To boot, this signal to replenish causes a craving for quick-burning carbohydrates since they will produce the fastest energy boost. On a somewhat related note, high levels of one of the hormones involved in stimulating appetite—cortisol—can lead the body to store more fat deep in the abdomen; over the years, research has uncovered that this type of fat—termed abdominal fat or visceral fat—is linked to increased risk of myriad serious health problems, such as heart disease and diabetes.
Stress Makes You Care Less
Besides the actual physical changes in your body that may thwart your weight loss efforts, constantly feeling stressed puts you in a bad state of mind, where you may care less about losing weight or maintaining your health in general. On one hand, feeling badly can sometimes be a trigger for wanting to feel better; but, often times, feeling badly just causes us to continue to do things that keep us feeling badly. Think about how you sometimes feel and act when stressed—you just want to zone out and get away from the world. You have a more negative outlook and feel less hopeful. Instead of exercising, you may just want to zone out in front of the television and shut off your mind. Instead of preparing a healthful meal, you eat something unhealthy that provides comfort and soothes your emotions. When we learn to manage stress more successfully, we will be in a better place mentally; a place where you will care more about your health and find it easier to make decisions that will support your weight loss goals.
Tips to Reduce Stress
When it comes to reducing stress for your weight loss success, it is important to find something that works for you; there is no one thing that you must do or else you will fail.
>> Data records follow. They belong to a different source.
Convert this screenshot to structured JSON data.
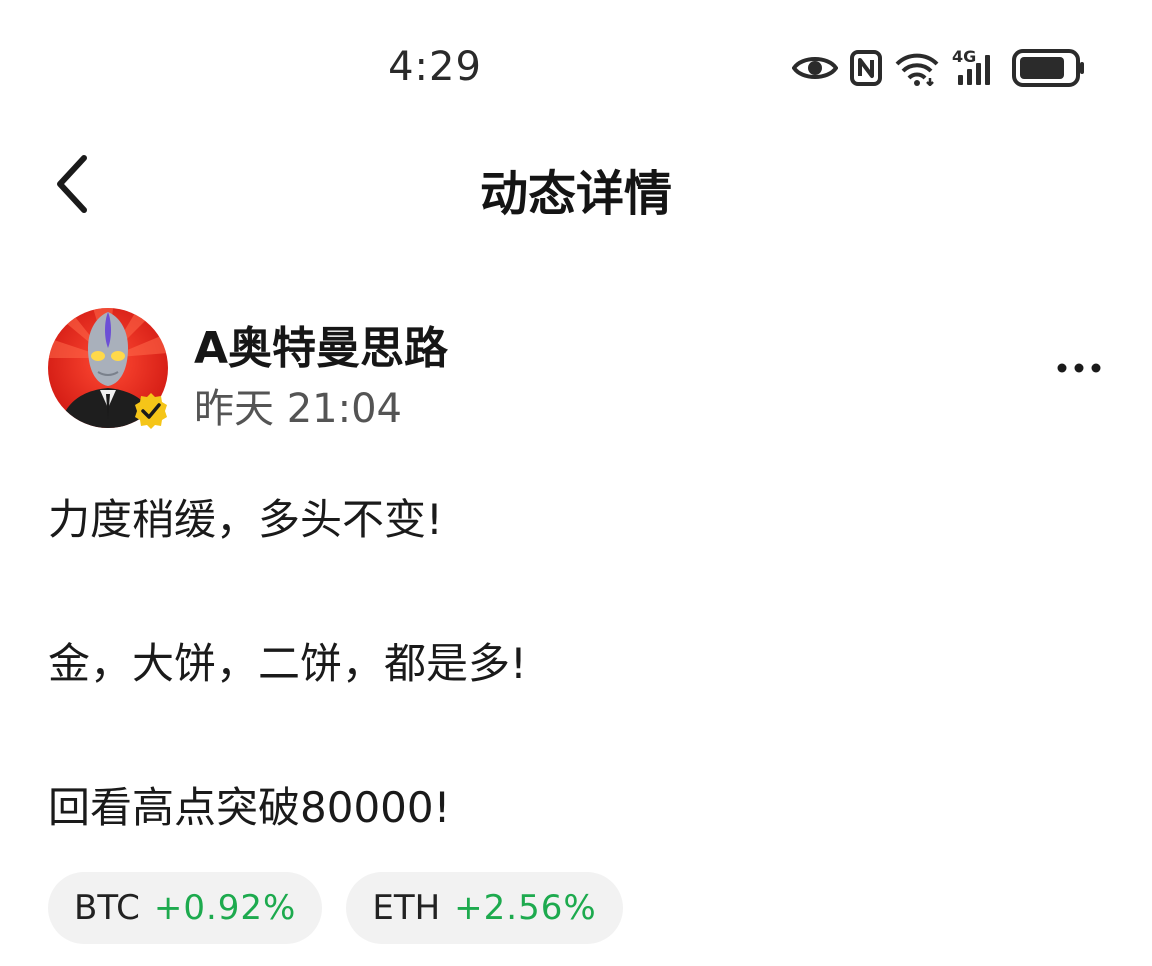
{
  "status_bar": {
    "time": "4:29",
    "icons": [
      "eye-icon",
      "nfc-icon",
      "wifi-icon",
      "signal-4g-icon",
      "battery-icon"
    ],
    "network_label": "4G"
  },
  "header": {
    "title": "动态详情",
    "back_icon": "chevron-left-icon"
  },
  "post": {
    "author": {
      "name": "A奥特曼思路",
      "verified": true,
      "avatar_icon": "avatar-image"
    },
    "time": "昨天 21:04",
    "more_icon": "more-horizontal-icon",
    "lines": [
      "力度稍缓，多头不变!",
      "金，大饼，二饼，都是多!",
      "回看高点突破80000!"
    ],
    "tickers": [
      {
        "symbol": "BTC",
        "change": "+0.92%"
      },
      {
        "symbol": "ETH",
        "change": "+2.56%"
      }
    ]
  },
  "colors": {
    "positive": "#1daa4e",
    "chip_background": "#f2f2f2",
    "verified_badge": "#f5c518",
    "avatar_background": "#e0241b"
  }
}
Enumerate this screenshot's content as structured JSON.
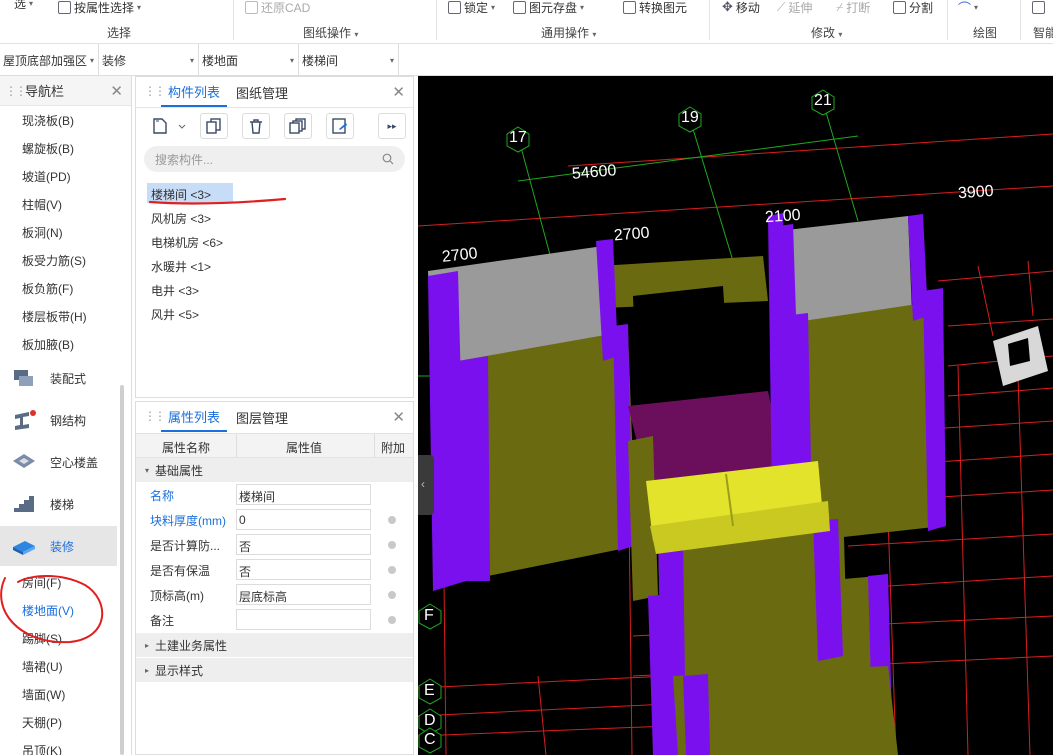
{
  "ribbon": {
    "select_partial": "选",
    "by_attr_select": "按属性选择",
    "restore_cad": "还原CAD",
    "lock": "锁定",
    "save_element": "图元存盘",
    "convert_element": "转换图元",
    "move": "移动",
    "extend": "延伸",
    "break": "打断",
    "split": "分割",
    "group_select": "选择",
    "group_drawing_ops": "图纸操作",
    "group_common_ops": "通用操作",
    "group_modify": "修改",
    "group_draw": "绘图",
    "group_smart": "智能"
  },
  "filterbar": {
    "floor": "屋顶底部加强区",
    "category": "装修",
    "type": "楼地面",
    "instance": "楼梯间"
  },
  "nav": {
    "title": "导航栏",
    "items": [
      "现浇板(B)",
      "螺旋板(B)",
      "坡道(PD)",
      "柱帽(V)",
      "板洞(N)",
      "板受力筋(S)",
      "板负筋(F)",
      "楼层板带(H)",
      "板加腋(B)"
    ],
    "categories": [
      "装配式",
      "钢结构",
      "空心楼盖",
      "楼梯",
      "装修"
    ],
    "sub_items": [
      "房间(F)",
      "楼地面(V)",
      "踢脚(S)",
      "墙裙(U)",
      "墙面(W)",
      "天棚(P)",
      "吊顶(K)"
    ]
  },
  "component_panel": {
    "tab_list": "构件列表",
    "tab_drawings": "图纸管理",
    "search_placeholder": "搜索构件...",
    "items": [
      "楼梯间 <3>",
      "风机房 <3>",
      "电梯机房 <6>",
      "水暖井 <1>",
      "电井 <3>",
      "风井 <5>"
    ]
  },
  "props_panel": {
    "tab_props": "属性列表",
    "tab_layers": "图层管理",
    "col_name": "属性名称",
    "col_value": "属性值",
    "col_extra": "附加",
    "group_basic": "基础属性",
    "rows": [
      {
        "name": "名称",
        "value": "楼梯间"
      },
      {
        "name": "块料厚度(mm)",
        "value": "0"
      },
      {
        "name": "是否计算防...",
        "value": "否"
      },
      {
        "name": "是否有保温",
        "value": "否"
      },
      {
        "name": "顶标高(m)",
        "value": "层底标高"
      },
      {
        "name": "备注",
        "value": ""
      }
    ],
    "group_civil": "土建业务属性",
    "group_display": "显示样式"
  },
  "viewport": {
    "axis_labels": [
      "17",
      "19",
      "21",
      "F",
      "E",
      "D",
      "C"
    ],
    "dimensions": [
      "54600",
      "3900",
      "2700",
      "2700",
      "2100"
    ],
    "colors": {
      "column": "#7b10ee",
      "wall": "#6a6a10",
      "floor": "#6b0f5c",
      "stair": "#e3e32c",
      "grid_green": "#1fa81f",
      "grid_red": "#d81e1e"
    }
  },
  "annotations": {
    "highlight_color": "#e02020"
  }
}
With that being said, however, I would argue that meditation may be the most powerful stress reduction tool there is. So much of our stress in life comes from how we are perceiving and reacting to what is happening, not the actual events. Meditation is one of the best ways to alter this root cause of stress—change your perception and you will change everything that follows, such as your behavior and choices. For example, meditation helps us realize the fleeting nature of our thoughts and feelings and how quickly they change; when we are aware of this, it becomes easier to sit with the discomfort they cause without doing something that will sabotage our weight loss efforts, such as reaching for a box of donuts to soothe us.
Other good stress-reducing tools include deep breathing, journaling, exercise, finding time for a hobby you feel passionate about or spending time in a tranquil setting. Besides finding ways to manage stress, it is also important to evaluate your life and see where you can make some changes to eliminate situations that cause stress; maybe you are involved in one too many committees at your child’s school or you need to work on learning to say ‘’no’’ more often. It is clear that stress can exert a major influence over our weight and for this reason; dealing with it should be right up there as a cornerstone of successful weight loss, along with eating right and exercising more.
Kelli Cooper is a freelance writer who is passionate about healthy living and enjoys sharing tips on how people can take control of their health and well-being.